Data to use section start

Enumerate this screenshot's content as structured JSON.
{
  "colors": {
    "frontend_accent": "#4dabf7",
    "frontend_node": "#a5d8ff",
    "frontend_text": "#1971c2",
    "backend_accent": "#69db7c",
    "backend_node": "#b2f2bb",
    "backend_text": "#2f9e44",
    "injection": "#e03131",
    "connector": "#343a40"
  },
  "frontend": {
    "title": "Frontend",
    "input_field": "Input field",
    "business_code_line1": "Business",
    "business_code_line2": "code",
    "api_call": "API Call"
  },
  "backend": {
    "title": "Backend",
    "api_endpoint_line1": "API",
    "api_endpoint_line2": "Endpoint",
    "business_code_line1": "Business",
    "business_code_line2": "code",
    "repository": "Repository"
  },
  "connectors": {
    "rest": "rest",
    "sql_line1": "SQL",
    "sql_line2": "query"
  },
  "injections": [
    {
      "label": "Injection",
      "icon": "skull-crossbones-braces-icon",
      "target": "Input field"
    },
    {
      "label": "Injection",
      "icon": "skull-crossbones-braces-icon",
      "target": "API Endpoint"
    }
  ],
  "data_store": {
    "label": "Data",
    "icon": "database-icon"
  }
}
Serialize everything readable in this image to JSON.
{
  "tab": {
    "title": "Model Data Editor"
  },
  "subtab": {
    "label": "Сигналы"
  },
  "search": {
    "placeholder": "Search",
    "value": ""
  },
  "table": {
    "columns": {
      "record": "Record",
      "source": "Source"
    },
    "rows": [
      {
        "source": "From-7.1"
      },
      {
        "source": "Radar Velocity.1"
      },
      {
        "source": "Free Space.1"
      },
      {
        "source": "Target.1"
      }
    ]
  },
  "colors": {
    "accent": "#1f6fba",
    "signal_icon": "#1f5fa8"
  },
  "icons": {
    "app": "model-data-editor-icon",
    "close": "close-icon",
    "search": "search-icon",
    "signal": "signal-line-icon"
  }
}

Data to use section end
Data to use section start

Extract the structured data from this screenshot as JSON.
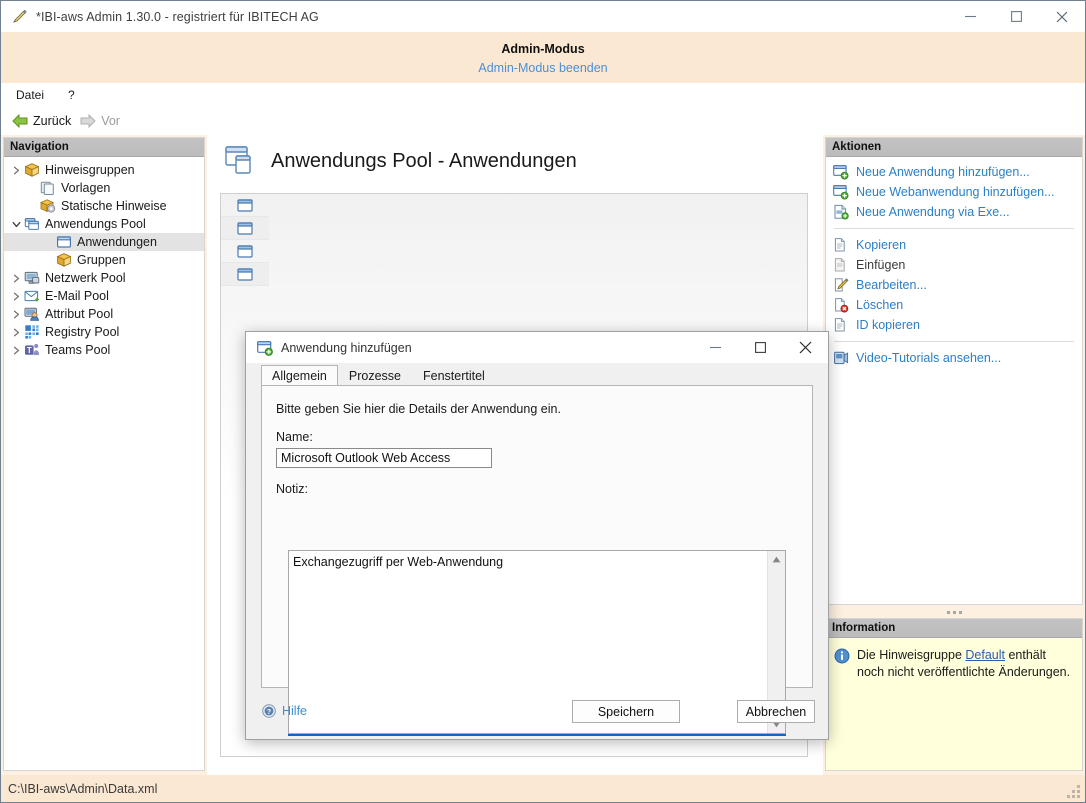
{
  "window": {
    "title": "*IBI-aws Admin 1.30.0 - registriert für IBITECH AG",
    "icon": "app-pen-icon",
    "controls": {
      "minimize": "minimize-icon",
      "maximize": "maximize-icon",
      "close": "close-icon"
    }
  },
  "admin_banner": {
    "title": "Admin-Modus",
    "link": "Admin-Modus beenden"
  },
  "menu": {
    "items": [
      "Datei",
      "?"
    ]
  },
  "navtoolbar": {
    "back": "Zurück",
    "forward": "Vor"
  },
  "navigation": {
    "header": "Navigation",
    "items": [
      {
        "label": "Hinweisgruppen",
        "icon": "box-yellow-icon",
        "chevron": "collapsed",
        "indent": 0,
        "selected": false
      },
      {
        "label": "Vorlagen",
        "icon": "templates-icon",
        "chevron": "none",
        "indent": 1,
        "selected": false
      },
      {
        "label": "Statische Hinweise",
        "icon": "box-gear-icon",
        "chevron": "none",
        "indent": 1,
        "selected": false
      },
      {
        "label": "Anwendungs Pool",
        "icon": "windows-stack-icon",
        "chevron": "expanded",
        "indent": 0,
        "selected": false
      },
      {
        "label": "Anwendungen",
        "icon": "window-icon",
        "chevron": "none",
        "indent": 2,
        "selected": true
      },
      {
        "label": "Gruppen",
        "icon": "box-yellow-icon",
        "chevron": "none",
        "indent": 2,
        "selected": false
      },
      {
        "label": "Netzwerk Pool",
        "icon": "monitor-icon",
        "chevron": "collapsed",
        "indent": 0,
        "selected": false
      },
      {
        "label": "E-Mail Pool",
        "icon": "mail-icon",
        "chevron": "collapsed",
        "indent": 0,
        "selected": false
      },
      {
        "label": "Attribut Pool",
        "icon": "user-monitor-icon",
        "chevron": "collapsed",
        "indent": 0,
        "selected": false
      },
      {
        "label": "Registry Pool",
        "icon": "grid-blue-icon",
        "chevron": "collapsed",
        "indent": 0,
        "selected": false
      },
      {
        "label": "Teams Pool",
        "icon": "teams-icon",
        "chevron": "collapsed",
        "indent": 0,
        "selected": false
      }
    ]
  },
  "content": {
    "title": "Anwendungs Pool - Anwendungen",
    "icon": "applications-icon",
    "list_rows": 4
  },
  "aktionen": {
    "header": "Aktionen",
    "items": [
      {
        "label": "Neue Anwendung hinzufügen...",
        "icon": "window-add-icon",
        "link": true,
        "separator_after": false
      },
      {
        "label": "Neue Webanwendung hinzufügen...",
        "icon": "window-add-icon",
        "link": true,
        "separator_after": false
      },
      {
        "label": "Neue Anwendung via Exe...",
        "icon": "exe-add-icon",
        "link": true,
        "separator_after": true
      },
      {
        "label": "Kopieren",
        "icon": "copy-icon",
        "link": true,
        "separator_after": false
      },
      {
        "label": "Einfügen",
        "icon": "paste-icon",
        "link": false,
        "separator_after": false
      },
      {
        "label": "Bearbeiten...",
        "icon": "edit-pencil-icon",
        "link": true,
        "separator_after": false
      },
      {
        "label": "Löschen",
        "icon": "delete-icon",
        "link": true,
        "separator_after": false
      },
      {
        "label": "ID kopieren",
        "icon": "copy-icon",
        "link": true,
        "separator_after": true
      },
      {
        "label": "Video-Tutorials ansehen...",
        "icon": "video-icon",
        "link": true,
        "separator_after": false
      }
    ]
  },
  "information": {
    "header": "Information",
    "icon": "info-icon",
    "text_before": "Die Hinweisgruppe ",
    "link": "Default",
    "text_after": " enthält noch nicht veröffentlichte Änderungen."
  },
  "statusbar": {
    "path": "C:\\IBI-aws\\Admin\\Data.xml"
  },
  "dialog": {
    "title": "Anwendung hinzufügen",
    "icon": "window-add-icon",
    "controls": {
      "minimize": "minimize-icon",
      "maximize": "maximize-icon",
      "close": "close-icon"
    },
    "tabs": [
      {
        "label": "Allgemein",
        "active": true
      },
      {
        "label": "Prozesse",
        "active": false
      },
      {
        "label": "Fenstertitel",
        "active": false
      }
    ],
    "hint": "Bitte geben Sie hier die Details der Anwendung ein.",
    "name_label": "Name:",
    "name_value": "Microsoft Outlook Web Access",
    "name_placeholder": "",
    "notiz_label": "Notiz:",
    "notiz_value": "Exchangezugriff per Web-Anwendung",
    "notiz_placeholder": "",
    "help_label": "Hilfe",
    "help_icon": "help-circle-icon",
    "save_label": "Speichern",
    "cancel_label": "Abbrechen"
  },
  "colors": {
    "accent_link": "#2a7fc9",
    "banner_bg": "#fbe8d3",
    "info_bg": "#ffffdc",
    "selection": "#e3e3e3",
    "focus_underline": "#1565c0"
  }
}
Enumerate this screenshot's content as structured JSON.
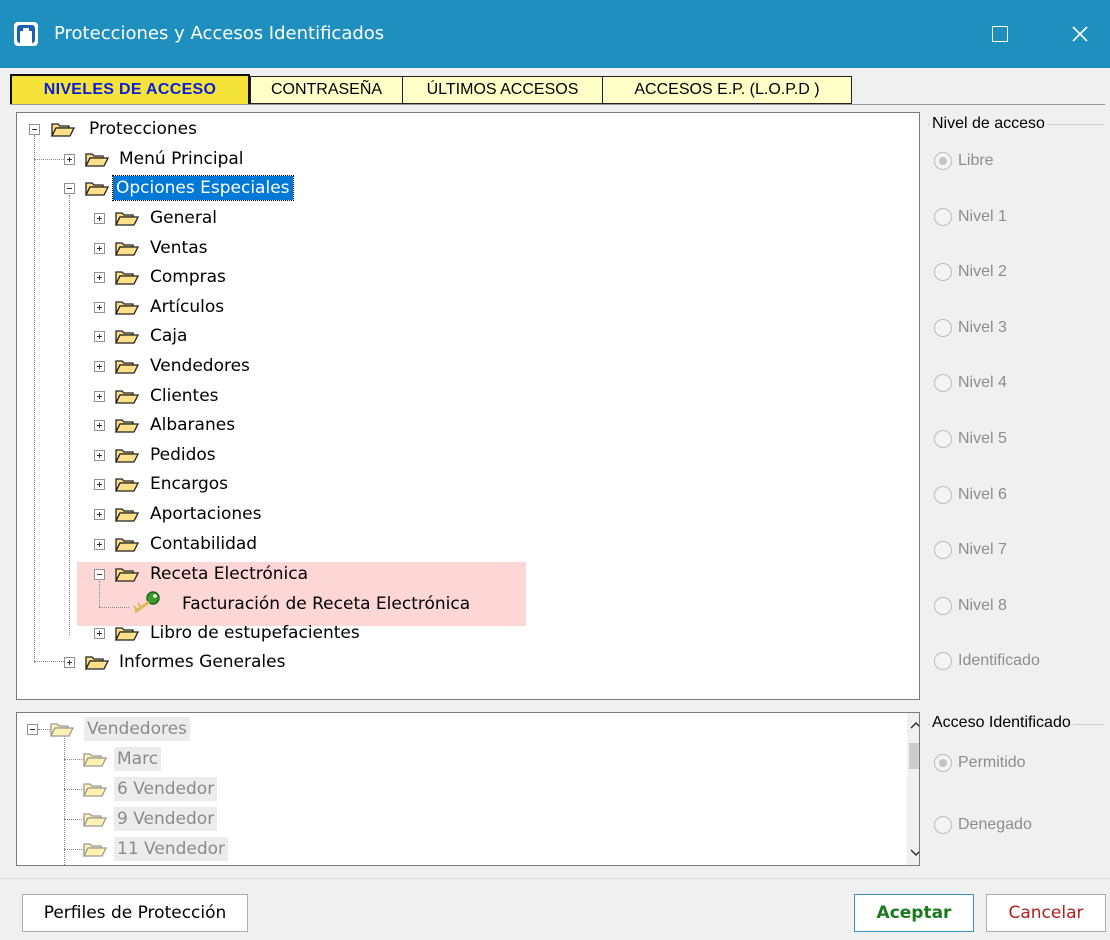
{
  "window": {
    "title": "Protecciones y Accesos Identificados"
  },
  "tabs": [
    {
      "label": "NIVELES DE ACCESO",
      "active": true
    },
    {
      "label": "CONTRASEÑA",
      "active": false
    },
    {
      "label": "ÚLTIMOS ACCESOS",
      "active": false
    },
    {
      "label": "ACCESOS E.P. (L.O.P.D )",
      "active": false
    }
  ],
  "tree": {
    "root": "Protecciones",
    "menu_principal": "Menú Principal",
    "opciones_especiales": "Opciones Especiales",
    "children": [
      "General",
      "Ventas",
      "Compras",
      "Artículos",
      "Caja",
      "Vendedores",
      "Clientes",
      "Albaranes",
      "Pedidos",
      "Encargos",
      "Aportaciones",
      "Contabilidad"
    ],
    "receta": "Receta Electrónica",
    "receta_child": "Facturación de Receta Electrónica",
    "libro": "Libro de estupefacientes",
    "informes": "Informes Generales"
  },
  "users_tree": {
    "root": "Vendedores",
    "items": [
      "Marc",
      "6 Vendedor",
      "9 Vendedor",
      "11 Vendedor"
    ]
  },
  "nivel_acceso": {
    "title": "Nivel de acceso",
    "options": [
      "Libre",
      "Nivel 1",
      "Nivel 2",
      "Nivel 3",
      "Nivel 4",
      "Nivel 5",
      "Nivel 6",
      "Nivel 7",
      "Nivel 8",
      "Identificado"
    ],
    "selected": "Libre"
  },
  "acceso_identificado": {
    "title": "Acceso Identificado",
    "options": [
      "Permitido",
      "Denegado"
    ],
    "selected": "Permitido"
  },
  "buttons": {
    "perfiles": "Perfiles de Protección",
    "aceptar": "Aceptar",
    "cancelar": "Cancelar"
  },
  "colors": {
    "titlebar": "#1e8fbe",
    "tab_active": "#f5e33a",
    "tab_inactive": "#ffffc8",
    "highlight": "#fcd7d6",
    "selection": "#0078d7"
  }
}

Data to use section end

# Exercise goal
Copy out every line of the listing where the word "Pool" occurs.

# Worked solution
        "label": "Anwendungs Pool",
        "label": "Netzwerk Pool",
        "label": "E-Mail Pool",
        "label": "Attribut Pool",
        "label": "Registry Pool",
        "label": "Teams Pool",
    "title": "Anwendungs Pool - Anwendungen",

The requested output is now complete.